The records:
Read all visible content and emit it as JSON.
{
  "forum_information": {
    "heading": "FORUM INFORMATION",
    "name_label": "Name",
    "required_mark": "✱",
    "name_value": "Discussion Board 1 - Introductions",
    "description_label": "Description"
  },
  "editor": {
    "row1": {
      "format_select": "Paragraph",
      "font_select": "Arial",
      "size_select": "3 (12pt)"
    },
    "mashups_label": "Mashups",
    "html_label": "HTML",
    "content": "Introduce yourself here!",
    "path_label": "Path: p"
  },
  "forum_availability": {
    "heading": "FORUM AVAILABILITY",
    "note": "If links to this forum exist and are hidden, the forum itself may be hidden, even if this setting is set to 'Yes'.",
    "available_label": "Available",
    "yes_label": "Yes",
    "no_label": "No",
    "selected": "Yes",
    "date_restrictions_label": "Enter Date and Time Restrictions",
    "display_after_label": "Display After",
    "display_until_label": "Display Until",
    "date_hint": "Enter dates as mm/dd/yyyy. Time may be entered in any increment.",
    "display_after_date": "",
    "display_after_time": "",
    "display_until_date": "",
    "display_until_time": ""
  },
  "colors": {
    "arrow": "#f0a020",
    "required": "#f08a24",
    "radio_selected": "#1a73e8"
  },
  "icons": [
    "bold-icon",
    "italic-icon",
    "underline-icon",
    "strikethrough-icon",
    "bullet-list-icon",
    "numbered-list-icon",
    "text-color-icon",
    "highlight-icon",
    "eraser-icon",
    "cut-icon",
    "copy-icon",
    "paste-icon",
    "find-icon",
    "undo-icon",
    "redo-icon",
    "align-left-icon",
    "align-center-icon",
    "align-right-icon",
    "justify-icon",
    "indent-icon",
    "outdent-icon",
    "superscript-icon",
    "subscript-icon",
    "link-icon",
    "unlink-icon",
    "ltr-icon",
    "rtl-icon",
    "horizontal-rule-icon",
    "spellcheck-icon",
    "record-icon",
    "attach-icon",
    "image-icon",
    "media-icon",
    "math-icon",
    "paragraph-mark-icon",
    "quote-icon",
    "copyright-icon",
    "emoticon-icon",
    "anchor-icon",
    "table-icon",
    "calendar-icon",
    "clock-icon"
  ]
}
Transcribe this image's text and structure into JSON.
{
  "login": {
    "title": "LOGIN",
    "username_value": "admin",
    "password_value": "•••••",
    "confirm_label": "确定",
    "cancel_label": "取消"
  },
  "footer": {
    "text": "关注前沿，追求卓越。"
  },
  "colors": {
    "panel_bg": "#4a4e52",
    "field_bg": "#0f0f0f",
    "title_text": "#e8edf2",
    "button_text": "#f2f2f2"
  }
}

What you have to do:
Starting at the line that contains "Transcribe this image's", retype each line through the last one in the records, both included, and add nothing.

Output of the exercise:
Transcribe this image's text and structure into JSON.
{
  "login": {
    "title": "LOGIN",
    "username_value": "admin",
    "password_value": "•••••",
    "confirm_label": "确定",
    "cancel_label": "取消"
  },
  "footer": {
    "text": "关注前沿，追求卓越。"
  },
  "colors": {
    "panel_bg": "#4a4e52",
    "field_bg": "#0f0f0f",
    "title_text": "#e8edf2",
    "button_text": "#f2f2f2"
  }
}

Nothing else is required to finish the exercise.